PROBLEM TO SOLVE: Review the listing and copy each line that holds the word "part".

LISTED RECORDS:
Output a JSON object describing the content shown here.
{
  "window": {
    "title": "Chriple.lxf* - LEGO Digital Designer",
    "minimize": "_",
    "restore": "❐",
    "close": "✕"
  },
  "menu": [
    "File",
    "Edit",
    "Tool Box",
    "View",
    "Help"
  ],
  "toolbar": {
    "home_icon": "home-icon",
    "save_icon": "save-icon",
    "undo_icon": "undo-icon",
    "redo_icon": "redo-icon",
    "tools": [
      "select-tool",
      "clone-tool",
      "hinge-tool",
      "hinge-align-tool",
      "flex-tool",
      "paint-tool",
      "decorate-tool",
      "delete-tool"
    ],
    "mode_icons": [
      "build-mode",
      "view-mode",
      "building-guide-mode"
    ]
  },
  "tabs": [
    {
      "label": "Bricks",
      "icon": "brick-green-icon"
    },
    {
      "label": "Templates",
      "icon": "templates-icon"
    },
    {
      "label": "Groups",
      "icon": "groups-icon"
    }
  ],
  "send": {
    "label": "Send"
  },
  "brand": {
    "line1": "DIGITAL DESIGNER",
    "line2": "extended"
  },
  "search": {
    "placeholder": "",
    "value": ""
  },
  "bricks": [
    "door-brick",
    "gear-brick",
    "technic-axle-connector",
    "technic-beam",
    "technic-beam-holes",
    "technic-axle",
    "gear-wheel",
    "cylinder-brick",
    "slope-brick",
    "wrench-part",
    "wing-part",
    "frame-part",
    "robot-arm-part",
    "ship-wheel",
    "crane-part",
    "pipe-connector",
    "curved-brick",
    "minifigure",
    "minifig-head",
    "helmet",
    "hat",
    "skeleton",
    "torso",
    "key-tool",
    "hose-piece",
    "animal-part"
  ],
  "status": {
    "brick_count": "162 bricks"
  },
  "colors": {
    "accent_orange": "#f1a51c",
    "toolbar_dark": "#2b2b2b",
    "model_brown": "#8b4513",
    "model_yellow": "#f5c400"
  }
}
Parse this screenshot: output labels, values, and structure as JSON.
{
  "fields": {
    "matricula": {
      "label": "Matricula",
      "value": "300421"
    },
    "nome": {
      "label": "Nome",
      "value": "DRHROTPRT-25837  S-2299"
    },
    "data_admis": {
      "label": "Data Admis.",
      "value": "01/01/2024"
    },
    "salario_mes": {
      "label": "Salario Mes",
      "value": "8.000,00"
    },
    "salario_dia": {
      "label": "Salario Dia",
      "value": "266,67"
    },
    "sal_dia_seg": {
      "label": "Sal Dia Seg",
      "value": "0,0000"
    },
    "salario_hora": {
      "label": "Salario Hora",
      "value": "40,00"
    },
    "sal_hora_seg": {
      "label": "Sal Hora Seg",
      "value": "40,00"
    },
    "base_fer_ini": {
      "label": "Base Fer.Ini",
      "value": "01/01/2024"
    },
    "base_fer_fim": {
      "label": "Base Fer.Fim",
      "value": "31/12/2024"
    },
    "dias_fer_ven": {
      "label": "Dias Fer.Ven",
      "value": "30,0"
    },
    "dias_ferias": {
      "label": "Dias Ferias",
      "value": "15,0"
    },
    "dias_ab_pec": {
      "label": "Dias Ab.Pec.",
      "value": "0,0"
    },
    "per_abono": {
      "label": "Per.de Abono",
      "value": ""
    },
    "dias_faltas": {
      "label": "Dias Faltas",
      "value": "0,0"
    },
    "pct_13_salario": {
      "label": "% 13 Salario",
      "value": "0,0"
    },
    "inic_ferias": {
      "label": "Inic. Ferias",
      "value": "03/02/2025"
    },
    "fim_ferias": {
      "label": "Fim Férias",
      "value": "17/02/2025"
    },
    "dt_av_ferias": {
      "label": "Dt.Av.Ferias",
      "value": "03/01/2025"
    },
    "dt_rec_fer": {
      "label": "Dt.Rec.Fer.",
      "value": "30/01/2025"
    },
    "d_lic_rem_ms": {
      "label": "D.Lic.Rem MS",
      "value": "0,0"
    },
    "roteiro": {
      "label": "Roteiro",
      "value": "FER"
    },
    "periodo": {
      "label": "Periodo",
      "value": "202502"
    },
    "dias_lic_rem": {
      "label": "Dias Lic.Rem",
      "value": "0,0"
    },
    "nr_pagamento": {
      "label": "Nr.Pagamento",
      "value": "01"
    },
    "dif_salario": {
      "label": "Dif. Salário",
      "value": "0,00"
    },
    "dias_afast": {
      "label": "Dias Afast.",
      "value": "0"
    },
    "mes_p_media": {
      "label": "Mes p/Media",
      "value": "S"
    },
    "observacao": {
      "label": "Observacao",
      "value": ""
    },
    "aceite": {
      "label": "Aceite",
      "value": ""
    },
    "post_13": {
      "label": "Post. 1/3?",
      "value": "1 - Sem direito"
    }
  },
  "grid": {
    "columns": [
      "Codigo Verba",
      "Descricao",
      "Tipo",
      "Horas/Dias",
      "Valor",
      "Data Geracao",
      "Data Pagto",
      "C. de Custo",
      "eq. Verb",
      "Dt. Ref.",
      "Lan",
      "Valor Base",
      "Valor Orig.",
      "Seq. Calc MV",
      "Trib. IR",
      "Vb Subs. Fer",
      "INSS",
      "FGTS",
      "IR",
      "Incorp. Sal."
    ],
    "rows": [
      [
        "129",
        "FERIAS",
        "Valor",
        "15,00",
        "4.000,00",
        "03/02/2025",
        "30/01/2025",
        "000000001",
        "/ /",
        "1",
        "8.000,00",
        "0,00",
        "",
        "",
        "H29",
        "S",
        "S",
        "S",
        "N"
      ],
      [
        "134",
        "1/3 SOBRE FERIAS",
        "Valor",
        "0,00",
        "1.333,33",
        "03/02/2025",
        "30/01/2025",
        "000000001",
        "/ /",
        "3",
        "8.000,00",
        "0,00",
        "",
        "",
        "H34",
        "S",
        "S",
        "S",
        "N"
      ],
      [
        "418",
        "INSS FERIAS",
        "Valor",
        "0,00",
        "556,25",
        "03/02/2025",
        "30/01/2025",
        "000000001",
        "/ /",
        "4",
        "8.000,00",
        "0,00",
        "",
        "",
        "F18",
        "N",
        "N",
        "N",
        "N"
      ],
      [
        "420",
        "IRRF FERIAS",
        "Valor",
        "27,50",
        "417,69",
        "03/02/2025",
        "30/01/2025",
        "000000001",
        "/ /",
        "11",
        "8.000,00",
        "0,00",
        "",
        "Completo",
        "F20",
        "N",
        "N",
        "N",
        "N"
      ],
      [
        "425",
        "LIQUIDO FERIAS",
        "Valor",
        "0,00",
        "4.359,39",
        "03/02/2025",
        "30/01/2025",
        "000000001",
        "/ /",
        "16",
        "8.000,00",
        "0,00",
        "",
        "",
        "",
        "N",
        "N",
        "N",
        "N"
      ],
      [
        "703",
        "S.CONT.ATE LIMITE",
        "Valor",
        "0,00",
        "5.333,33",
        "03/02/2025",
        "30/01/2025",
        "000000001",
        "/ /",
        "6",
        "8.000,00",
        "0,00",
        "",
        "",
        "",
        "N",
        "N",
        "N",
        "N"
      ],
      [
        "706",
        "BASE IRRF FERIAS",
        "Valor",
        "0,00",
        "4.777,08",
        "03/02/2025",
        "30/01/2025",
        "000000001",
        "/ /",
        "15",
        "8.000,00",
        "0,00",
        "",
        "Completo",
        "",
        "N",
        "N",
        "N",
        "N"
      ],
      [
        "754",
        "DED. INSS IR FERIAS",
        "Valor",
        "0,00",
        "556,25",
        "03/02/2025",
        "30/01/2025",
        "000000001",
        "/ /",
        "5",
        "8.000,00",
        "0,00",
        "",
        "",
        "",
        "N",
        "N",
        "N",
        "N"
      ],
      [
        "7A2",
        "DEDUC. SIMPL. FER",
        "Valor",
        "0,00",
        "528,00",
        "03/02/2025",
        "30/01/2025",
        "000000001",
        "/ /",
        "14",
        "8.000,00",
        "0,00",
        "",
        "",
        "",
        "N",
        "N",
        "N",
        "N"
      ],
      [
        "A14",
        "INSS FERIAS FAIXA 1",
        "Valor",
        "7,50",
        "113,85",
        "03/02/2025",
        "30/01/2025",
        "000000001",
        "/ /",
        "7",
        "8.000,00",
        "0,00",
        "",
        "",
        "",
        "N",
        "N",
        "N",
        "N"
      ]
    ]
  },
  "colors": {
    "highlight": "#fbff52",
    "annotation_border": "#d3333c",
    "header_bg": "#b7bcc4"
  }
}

TASK OUTPUT:
    "wrench-part",
    "wing-part",
    "frame-part",
    "robot-arm-part",
    "crane-part",
    "animal-part"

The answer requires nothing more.